A good example of that is found in the reaction of the sailors to Jonah’s request to be thrown into the sea … they didn’t accept it.
13 Instead, the men did their best to row back to land. But they could not, for the sea grew even wilder than before. – Jonah 1:13
They tried everything humanly possible to prevent a mass drowning. “But they could not.” Such sad words. Disappointing words.
There is an important lesson in these words: Your best effort, hard work, and religious practices cannot buy salvation for anyone. Salvation is up to God and only he can get us safely back to shore.
14 Then they cried out to the Lord, “Please, Lord, do not let us die for taking this manʼs life. Do not hold us accountable for killing an innocent man, for you, Lord, have done as you pleased.” 15 Then they took Jonah and threw him overboard, and the raging sea grew calm. 16 At this the men greatly feared the Lord, and they offered a sacrifice to the Lord and made vows to him. – Jonah 1:14-16
The moment Jonah is thrown overboard peace is restored. In theological terms, this is an echo of what is to come with Jesus. Only by placing our trust in Jesus will we experience real peace.
17 Now the Lord provided a huge fish to swallow Jonah, and Jonah was in the belly of the fish three days and three nights. – Jonah 1:17
For some of you, the story of Jonah just became a cartoon. It might be tempting to simply dismiss the story as another of Aesop’s Fables. But Jesus didn’t dismiss the story. He not only took story of Jonah seriously, he used it to predict the 3 days and 3 nights between his death and resurrection:
40 For as Jonah was three days and three nights in the belly of a huge fish, so the Son of Man will be three days and three nights in the heart of the earth. – Matthew 12:40
Here’s the point of the big fish: God doesn’t give up on us as easily as we give up on ourselves.
When Jonah fled, he was looking to change his geography but not his heart. God wants to change your heart. He wants you to see people the way he sees people.
We hear Jesus say, “Love your neighbor as you love yourself” and think, but if only he knew my neighbors. He DOES know your neighbors! He knows every street, every sidewalk across South Denver.
How does this apply to the church?

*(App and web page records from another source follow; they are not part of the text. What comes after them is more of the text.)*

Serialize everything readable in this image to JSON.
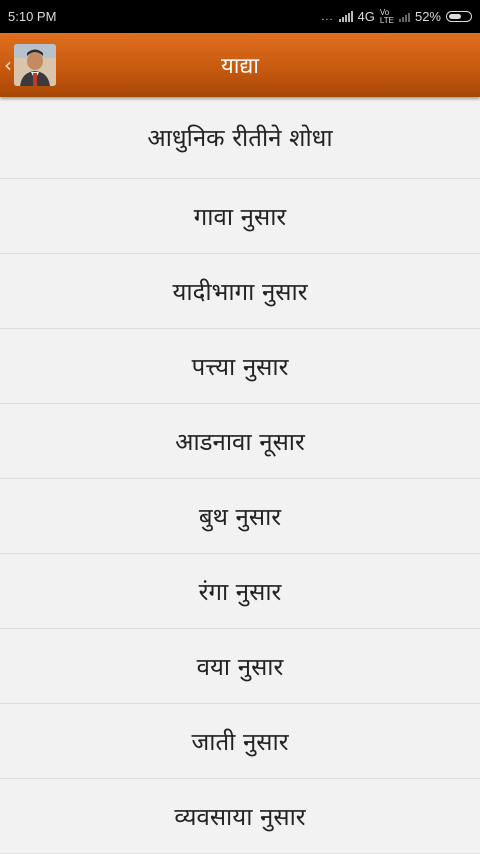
{
  "status_bar": {
    "time": "5:10 PM",
    "dots": "...",
    "network_type": "4G",
    "volte_top": "Vo",
    "volte_bottom": "LTE",
    "battery_percent": "52%",
    "battery_level": 0.52
  },
  "header": {
    "title": "याद्या",
    "back_icon": "chevron-left-icon",
    "avatar": "profile-photo",
    "color": "#c85a10"
  },
  "menu": {
    "items": [
      {
        "label": "आधुनिक रीतीने शोधा"
      },
      {
        "label": "गावा नुसार"
      },
      {
        "label": "यादीभागा नुसार"
      },
      {
        "label": "पत्त्या नुसार"
      },
      {
        "label": "आडनावा नूसार"
      },
      {
        "label": "बुथ नुसार"
      },
      {
        "label": "रंगा नुसार"
      },
      {
        "label": "वया नुसार"
      },
      {
        "label": "जाती नुसार"
      },
      {
        "label": "व्यवसाया नुसार"
      }
    ]
  }
}
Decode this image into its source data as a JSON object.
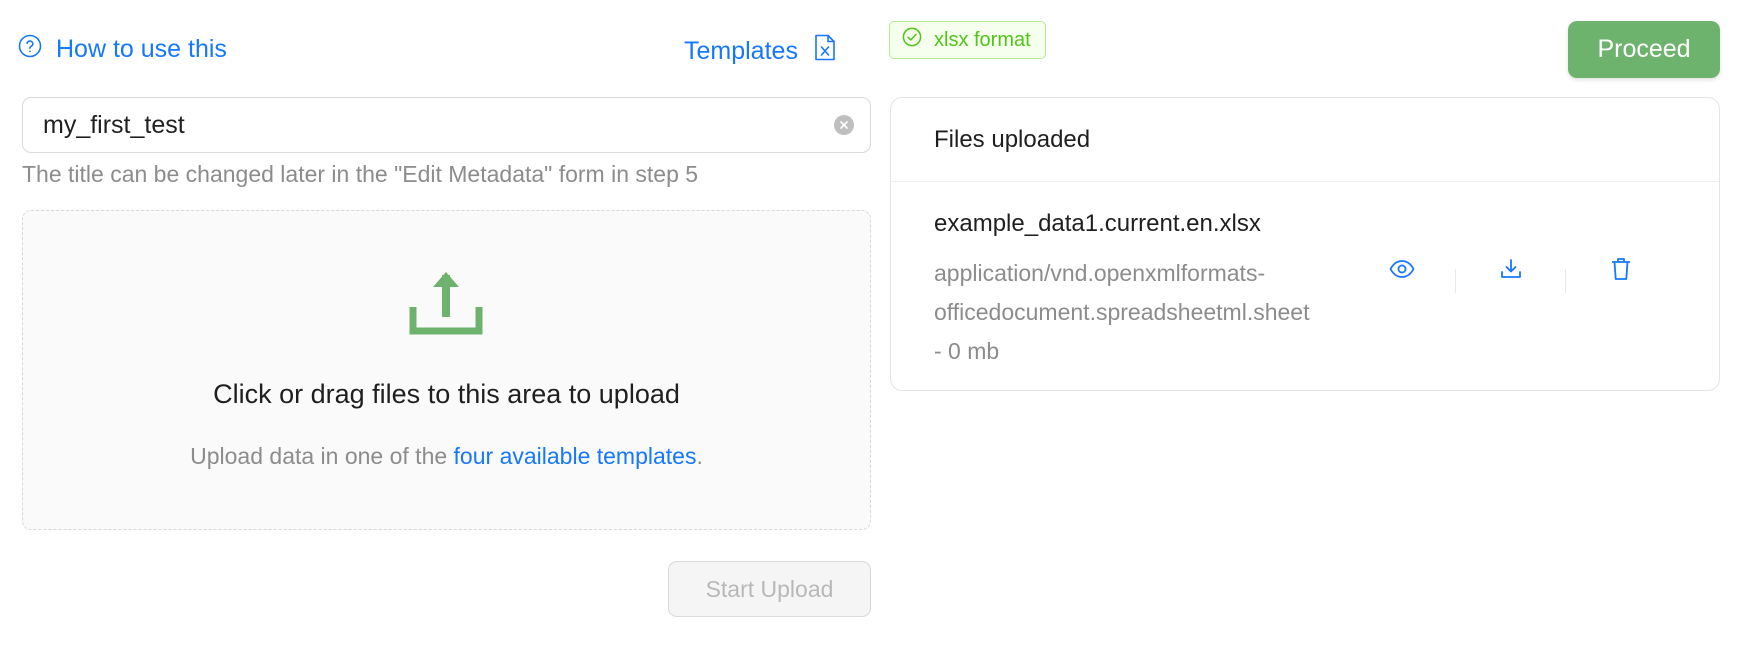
{
  "header": {
    "help_label": "How to use this",
    "templates_label": "Templates"
  },
  "title_input": {
    "value": "my_first_test",
    "hint": "The title can be changed later in the \"Edit Metadata\" form in step 5"
  },
  "dropzone": {
    "title": "Click or drag files to this area to upload",
    "hint_prefix": "Upload data in one of the ",
    "hint_link": "four available templates",
    "hint_suffix": "."
  },
  "start_upload_label": "Start Upload",
  "format_tag_label": "xlsx format",
  "proceed_label": "Proceed",
  "files_panel": {
    "title": "Files uploaded",
    "files": [
      {
        "name": "example_data1.current.en.xlsx",
        "description": "application/vnd.openxmlformats-officedocument.spreadsheetml.sheet - 0 mb"
      }
    ]
  },
  "colors": {
    "link_blue": "#1677ff",
    "accent_green": "#6db26d",
    "success_green": "#52c41a"
  },
  "icons": [
    "question-circle-icon",
    "file-excel-icon",
    "check-circle-icon",
    "upload-icon",
    "clear-icon",
    "eye-icon",
    "download-icon",
    "delete-icon"
  ]
}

We believe God wants to use our church to change our city.
As we think about changing Denver, there are two key words used throughout Jonah.
The word for “big” is used 14 times in four chapters. Big city, big fear, big storm, big fish, big anger, big revival.
The story of Jonah challenges us to step outside of the boundaries of what we think is normal and to believe that anything is possible.
The second word is the Hebrew word ra-ah. Translated two ways: discomfort and destruction. Jonah was discomforted. Nineveh faced destruction.
God will sometimes discomfort his people so that others will not be destroyed.
God will not grow your faith or the faith of our church inside of our comfort zones.
May 2017 be the year of holy discomfort.